Gilbert Garrel, secretary general of the CGT railway said during the demonstration of 20,000 railway workers in Paris: ‘If there is a postponement (of the parliamentary discussion), suspension of the strike will be proposed. Otherwise, the movement will continue.’

SUD-Rail’s Nathalie Bonnet expressed the union’s readiness to return to the negotiating table after it left last Thursday’s meeting early, on condition that the government defers this week’s debate on railway reform.

But Cuvillier said the debate would continue as planned, and he would sign a deal on railway modernisation on Monday with unions not involved in the current dispute, including CFDT and Unsa, repeating his mantra that he would ‘work with those who want to work’.

CGT General Secretary Gilbert Garrel responded: ‘The ball is in the government’s court.’ He insisted the union ‘had not closed the door to dialogue’ with the government. ‘Our phones are always switched on.’

On Monday, Luc Chatel, a former education minister and current secretary general of the conservative opposition UMP party, called on the government to stop the debate and criticised rail unions for ‘taking France’s pupils hostage’.

‘These reforms are badly set out . . . and don’t adequately prepare France’s rail network for competition in the future,’ he told RTL radio.

‘There is a crisis in this country that has filtered all the way down to messing up the most important exams for young French people,’ he added. ‘The bac is sacred in France.
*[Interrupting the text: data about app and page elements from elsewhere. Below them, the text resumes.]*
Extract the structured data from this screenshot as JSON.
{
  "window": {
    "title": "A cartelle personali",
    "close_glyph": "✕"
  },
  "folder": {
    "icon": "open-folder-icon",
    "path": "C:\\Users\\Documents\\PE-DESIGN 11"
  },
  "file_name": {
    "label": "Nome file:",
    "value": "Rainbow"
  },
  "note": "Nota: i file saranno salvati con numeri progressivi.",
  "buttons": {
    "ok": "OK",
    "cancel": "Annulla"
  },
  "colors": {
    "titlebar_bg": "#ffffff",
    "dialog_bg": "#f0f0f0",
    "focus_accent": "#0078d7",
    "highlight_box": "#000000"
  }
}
It is a symbol of our national life that merits a spirit of national unity.’

Jean-Claude Mailly, secretary general of Force Ouvrière, tried to reassure worried students. He said: ‘Reform is essential,’ though he urged the government to amend the proposals.

‘There are not enough safeguards,’ he said.